_DATA TO PROCESS_:
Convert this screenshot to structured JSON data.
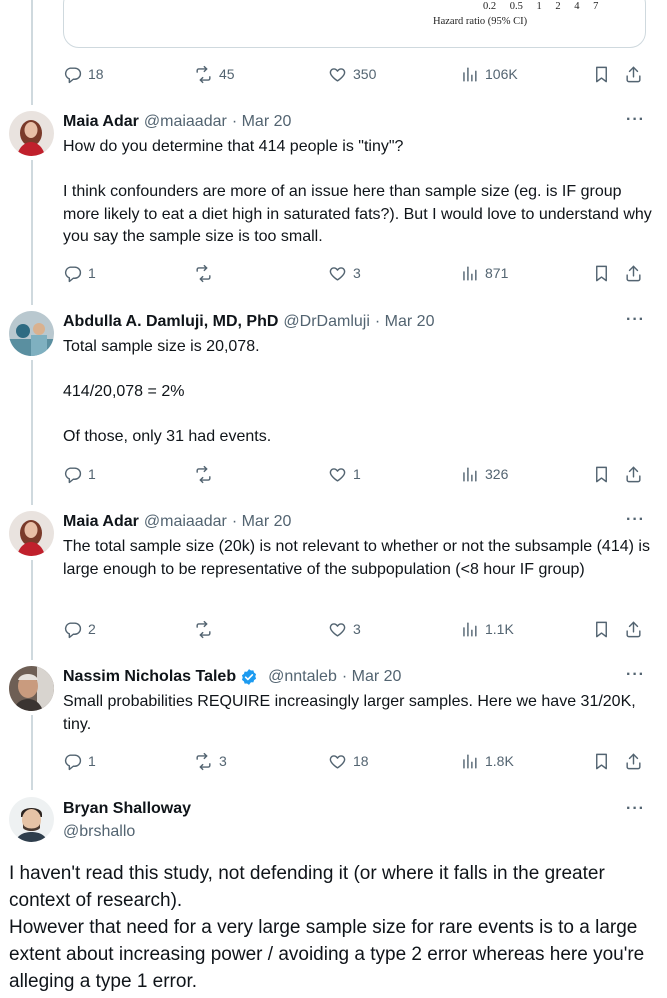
{
  "chart_card": {
    "ticks": [
      "0.2",
      "0.5",
      "1",
      "2",
      "4",
      "7"
    ],
    "xlabel": "Hazard ratio (95% CI)"
  },
  "top_tweet_stats": {
    "replies": "18",
    "retweets": "45",
    "likes": "350",
    "views": "106K"
  },
  "replies": [
    {
      "name": "Maia Adar",
      "handle": "@maiaadar",
      "date": "· Mar 20",
      "text": "How do you determine that 414 people is \"tiny\"?\n\nI think confounders are more of an issue here than sample size (eg. is IF group more likely to eat a diet high in saturated fats?). But I would love to understand why you say the sample size is too small.",
      "stats": {
        "replies": "1",
        "retweets": "",
        "likes": "3",
        "views": "871"
      }
    },
    {
      "name": "Abdulla A. Damluji, MD, PhD",
      "handle": "@DrDamluji",
      "date": "· Mar 20",
      "text": "Total sample size is 20,078.\n\n414/20,078 = 2%\n\nOf those, only 31 had events.",
      "stats": {
        "replies": "1",
        "retweets": "",
        "likes": "1",
        "views": "326"
      }
    },
    {
      "name": "Maia Adar",
      "handle": "@maiaadar",
      "date": "· Mar 20",
      "text": "The total sample size (20k) is not relevant to whether or not the subsample (414) is large enough to be representative of the subpopulation (<8 hour IF group)",
      "stats": {
        "replies": "2",
        "retweets": "",
        "likes": "3",
        "views": "1.1K"
      }
    },
    {
      "name": "Nassim Nicholas Taleb",
      "handle": "@nntaleb",
      "date": "· Mar 20",
      "text": "Small probabilities REQUIRE increasingly larger samples. Here we have 31/20K, tiny.",
      "stats": {
        "replies": "1",
        "retweets": "3",
        "likes": "18",
        "views": "1.8K"
      }
    }
  ],
  "main_tweet": {
    "name": "Bryan Shalloway",
    "handle": "@brshallo",
    "text": "I haven't read this study, not defending it (or where it falls in the greater context of research).\nHowever that need for a very large sample size for rare events is to a large extent about increasing power / avoiding a type 2 error whereas here you're alleging a type 1 error."
  },
  "more_label": "···",
  "colors": {
    "secondary_text": "#536471",
    "thread_line": "#cfd9de",
    "verified": "#1d9bf0"
  }
}
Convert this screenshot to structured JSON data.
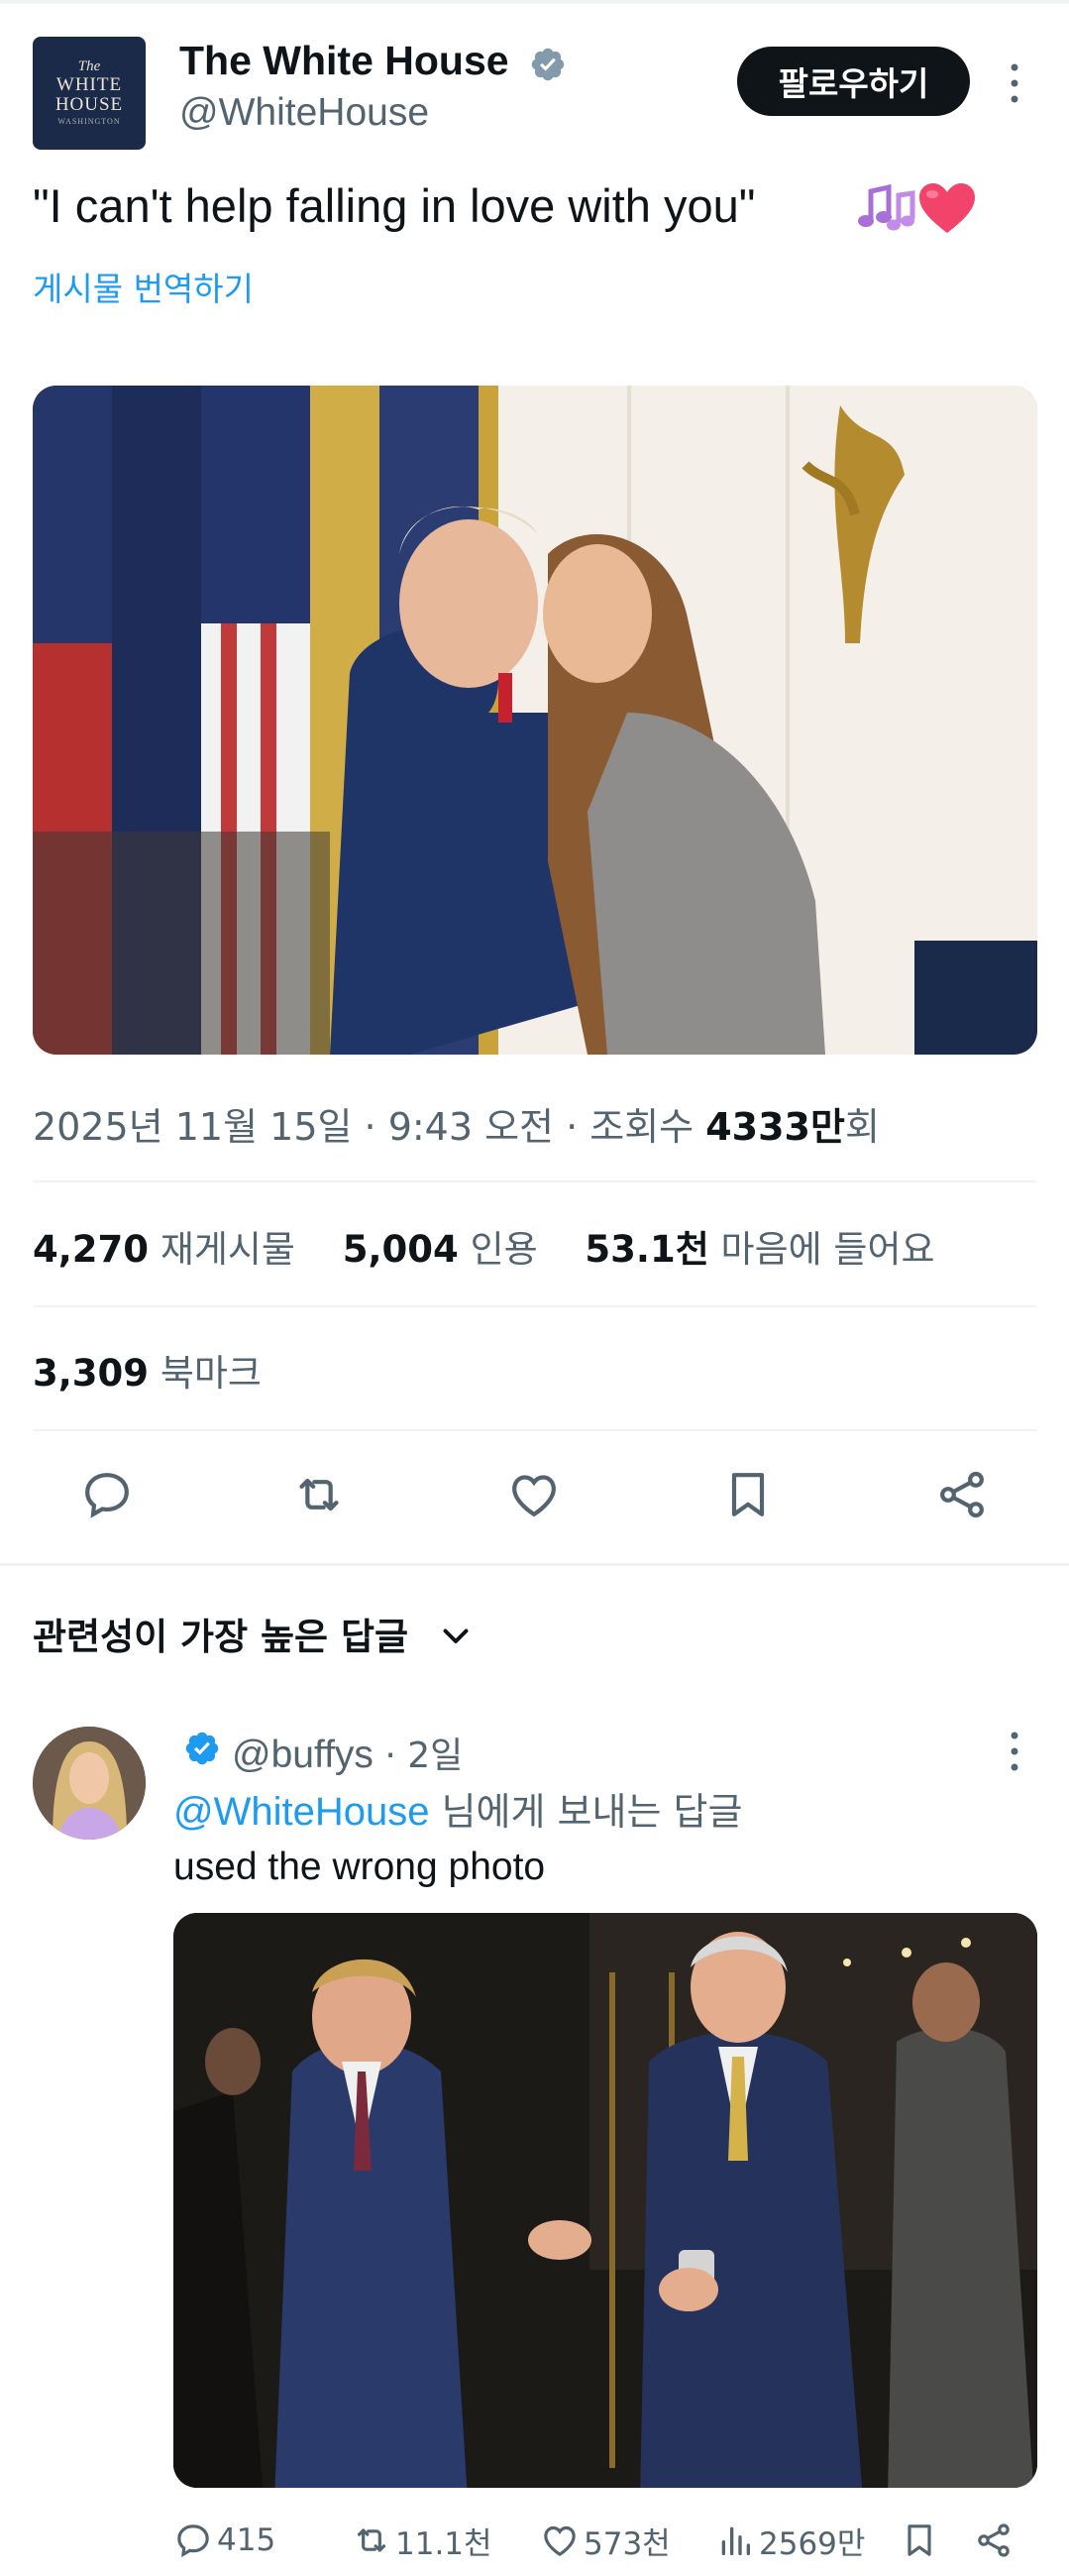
{
  "tweet": {
    "author_name": "The White House",
    "author_handle": "@WhiteHouse",
    "avatar_text": [
      "The",
      "WHITE",
      "HOUSE",
      "WASHINGTON"
    ],
    "follow_label": "팔로우하기",
    "text": "\"I can't help falling in love with you\"",
    "emoji": [
      "notes-emoji",
      "heart-emoji"
    ],
    "translate_label": "게시물 번역하기",
    "date_time": "2025년 11월 15일 · 9:43 오전 · 조회수 ",
    "views_number": "4333만",
    "views_suffix": "회",
    "reposts_count": "4,270",
    "reposts_label": "재게시물",
    "quotes_count": "5,004",
    "quotes_label": "인용",
    "likes_count": "53.1천",
    "likes_label": "마음에 들어요",
    "bookmarks_count": "3,309",
    "bookmarks_label": "북마크",
    "action_icons": [
      "reply-icon",
      "repost-icon",
      "like-icon",
      "bookmark-icon",
      "share-icon"
    ]
  },
  "replies_sort": {
    "label": "관련성이 가장 높은 답글"
  },
  "reply": {
    "handle": "@buffys",
    "time": " · 2일",
    "reply_to_mention": "@WhiteHouse",
    "reply_to_suffix": " 님에게 보내는 답글",
    "text": "used the wrong photo",
    "replies": "415",
    "reposts": "11.1천",
    "likes": "573천",
    "views": "2569만"
  },
  "colors": {
    "accent": "#1d9bf0",
    "text_primary": "#0f1419",
    "text_secondary": "#536471",
    "divider": "#eff3f4"
  }
}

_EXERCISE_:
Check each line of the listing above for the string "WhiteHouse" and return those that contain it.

_SOLUTION TO THIS TASK_:
    "author_handle": "@WhiteHouse",
    "reply_to_mention": "@WhiteHouse",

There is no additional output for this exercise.